• _TO DO_:
Wherever the word "AMOY" shows up in the data, report the line it sits in.

Element data from apps and pages:
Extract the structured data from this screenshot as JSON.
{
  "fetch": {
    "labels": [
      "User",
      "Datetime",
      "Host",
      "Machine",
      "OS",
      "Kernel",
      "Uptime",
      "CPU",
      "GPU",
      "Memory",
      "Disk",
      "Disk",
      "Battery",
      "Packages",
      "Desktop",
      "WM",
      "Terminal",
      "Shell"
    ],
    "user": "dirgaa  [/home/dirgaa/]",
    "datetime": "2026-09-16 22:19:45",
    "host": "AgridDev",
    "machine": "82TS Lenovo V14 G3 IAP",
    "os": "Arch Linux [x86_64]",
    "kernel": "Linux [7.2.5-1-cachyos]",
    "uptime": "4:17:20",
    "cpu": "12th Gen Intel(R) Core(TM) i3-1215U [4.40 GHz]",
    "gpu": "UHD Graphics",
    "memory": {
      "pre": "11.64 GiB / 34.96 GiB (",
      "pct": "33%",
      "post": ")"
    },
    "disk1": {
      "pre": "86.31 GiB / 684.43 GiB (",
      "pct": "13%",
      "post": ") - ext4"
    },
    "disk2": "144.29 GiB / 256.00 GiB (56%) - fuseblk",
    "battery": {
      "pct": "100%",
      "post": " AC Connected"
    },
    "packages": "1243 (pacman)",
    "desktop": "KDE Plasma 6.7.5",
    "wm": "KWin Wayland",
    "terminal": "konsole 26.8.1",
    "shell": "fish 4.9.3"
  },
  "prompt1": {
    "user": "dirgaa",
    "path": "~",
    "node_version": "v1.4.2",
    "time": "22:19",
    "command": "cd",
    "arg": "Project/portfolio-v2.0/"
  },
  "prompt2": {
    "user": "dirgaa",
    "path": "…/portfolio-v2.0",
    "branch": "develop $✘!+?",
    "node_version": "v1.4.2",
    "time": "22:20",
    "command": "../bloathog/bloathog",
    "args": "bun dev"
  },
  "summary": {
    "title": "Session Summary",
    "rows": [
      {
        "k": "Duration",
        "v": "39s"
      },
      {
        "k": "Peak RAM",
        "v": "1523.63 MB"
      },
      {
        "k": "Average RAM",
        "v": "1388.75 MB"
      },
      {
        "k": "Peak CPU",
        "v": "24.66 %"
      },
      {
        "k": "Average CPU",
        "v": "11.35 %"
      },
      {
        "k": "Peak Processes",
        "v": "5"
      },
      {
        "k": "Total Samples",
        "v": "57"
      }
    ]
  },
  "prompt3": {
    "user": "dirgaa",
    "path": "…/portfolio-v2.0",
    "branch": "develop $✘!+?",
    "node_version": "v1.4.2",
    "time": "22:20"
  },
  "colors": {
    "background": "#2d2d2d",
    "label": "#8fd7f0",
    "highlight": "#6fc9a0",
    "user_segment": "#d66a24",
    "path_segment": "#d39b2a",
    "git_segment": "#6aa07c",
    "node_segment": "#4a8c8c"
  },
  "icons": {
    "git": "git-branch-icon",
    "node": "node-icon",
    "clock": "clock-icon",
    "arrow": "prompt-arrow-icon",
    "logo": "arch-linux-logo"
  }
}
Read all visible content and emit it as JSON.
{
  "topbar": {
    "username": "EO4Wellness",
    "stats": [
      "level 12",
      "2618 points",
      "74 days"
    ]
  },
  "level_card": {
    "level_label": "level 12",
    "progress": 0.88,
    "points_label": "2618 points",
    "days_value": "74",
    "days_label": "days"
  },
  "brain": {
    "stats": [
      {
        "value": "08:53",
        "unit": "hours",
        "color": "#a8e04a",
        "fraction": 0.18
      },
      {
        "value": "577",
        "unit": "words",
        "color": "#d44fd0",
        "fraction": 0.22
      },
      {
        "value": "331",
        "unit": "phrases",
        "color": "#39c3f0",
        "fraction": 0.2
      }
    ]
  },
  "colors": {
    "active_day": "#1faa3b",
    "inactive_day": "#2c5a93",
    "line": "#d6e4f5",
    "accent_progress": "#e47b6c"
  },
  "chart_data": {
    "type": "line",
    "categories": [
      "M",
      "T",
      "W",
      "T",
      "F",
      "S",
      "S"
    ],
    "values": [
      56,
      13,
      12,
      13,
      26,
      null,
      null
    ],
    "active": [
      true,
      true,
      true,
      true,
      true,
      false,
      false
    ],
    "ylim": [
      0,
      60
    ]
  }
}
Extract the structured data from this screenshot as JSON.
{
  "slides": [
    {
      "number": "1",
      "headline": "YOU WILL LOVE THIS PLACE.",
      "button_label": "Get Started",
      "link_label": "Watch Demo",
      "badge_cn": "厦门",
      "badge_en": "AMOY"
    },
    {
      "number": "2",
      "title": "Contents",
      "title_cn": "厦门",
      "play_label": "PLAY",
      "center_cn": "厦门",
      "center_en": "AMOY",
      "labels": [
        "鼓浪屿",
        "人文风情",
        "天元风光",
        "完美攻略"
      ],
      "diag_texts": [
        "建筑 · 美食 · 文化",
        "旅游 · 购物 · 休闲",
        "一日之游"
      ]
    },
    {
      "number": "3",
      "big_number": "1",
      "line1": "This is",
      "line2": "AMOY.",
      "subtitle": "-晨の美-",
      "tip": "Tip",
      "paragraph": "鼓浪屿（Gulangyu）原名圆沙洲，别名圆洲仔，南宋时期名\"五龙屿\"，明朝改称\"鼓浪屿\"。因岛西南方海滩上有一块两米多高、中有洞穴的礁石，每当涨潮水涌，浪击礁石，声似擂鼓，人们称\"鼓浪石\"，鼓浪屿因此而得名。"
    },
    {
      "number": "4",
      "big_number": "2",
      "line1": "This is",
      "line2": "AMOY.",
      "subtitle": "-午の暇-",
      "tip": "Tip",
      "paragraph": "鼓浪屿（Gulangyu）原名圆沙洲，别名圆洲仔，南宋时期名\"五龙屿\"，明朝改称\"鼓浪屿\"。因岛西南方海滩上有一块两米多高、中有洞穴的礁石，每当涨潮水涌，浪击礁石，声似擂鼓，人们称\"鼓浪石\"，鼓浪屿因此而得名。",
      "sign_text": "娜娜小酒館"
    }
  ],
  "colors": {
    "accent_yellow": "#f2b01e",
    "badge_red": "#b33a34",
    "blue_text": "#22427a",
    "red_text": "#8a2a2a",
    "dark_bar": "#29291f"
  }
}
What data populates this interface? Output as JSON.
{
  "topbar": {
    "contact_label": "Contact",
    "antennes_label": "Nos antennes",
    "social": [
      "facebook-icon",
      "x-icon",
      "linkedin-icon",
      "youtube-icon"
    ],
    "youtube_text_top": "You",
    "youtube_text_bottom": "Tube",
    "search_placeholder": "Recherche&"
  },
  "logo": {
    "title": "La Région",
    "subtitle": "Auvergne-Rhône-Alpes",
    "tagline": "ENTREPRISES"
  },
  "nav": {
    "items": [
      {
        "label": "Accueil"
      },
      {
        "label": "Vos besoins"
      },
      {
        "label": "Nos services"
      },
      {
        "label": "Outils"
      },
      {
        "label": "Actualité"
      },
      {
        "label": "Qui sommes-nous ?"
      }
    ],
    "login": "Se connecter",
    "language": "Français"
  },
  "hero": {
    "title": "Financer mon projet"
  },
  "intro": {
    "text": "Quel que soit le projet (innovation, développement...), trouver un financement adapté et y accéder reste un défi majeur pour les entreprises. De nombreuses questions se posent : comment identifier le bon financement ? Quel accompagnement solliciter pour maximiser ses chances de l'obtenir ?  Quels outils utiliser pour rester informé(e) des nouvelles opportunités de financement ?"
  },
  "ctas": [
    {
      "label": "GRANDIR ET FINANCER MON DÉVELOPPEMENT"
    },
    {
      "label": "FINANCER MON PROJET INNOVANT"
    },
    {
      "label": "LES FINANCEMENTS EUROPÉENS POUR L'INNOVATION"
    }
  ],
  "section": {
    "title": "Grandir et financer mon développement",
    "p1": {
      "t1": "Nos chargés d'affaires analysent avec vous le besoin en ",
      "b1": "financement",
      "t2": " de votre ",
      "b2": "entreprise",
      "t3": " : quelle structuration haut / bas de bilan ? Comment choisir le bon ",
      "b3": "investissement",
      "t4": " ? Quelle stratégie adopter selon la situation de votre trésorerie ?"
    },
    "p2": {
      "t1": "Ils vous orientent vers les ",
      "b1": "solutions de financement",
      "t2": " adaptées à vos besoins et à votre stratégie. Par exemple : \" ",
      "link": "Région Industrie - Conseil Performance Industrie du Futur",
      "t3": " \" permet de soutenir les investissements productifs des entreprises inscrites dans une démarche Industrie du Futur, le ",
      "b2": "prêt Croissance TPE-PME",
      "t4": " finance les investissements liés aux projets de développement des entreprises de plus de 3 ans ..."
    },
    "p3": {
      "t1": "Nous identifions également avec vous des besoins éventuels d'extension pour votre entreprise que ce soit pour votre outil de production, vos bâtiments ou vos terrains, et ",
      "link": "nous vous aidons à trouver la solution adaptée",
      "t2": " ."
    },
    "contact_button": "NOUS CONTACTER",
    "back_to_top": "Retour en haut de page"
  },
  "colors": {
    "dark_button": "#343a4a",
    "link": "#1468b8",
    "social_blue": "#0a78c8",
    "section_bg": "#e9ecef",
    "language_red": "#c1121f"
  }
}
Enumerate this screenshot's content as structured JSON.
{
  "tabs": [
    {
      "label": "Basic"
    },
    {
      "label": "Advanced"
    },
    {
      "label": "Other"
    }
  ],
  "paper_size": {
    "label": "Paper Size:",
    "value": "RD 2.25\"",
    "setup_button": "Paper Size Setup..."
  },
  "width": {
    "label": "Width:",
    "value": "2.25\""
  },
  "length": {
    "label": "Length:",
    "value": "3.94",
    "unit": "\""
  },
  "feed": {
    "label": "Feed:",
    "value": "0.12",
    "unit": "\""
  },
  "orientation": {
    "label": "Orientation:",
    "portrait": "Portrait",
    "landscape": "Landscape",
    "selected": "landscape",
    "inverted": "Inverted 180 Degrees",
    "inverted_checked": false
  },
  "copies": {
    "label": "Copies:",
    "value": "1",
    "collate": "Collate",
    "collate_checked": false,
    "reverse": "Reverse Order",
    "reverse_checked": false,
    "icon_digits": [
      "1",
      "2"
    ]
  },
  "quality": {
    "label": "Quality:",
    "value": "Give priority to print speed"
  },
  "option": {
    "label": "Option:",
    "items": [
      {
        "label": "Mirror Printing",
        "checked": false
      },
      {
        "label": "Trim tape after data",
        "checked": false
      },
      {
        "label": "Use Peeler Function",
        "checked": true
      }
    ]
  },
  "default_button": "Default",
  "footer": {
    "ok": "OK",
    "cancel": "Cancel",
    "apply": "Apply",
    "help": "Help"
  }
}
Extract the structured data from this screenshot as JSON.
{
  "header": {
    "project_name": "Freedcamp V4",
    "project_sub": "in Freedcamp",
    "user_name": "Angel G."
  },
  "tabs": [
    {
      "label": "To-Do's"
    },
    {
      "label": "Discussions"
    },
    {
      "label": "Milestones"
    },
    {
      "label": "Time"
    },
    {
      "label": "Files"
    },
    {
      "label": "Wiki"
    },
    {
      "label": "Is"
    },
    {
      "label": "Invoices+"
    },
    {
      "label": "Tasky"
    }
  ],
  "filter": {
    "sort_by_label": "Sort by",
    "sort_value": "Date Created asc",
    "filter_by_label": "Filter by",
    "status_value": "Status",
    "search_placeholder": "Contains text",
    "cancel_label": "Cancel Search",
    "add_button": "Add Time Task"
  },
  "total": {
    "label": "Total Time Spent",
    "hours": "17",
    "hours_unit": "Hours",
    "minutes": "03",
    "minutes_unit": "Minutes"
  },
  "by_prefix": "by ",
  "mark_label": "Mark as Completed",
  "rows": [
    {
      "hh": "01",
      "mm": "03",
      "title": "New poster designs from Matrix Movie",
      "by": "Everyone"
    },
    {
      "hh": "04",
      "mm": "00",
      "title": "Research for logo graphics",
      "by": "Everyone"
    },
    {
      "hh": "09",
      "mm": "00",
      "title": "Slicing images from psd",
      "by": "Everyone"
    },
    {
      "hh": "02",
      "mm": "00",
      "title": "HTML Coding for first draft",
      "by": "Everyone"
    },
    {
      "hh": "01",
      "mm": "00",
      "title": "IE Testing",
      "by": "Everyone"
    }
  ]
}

• _EXERCISE ANSWER_:
      "badge_en": "AMOY"
      "center_en": "AMOY",
      "line2": "AMOY.",
      "line2": "AMOY.",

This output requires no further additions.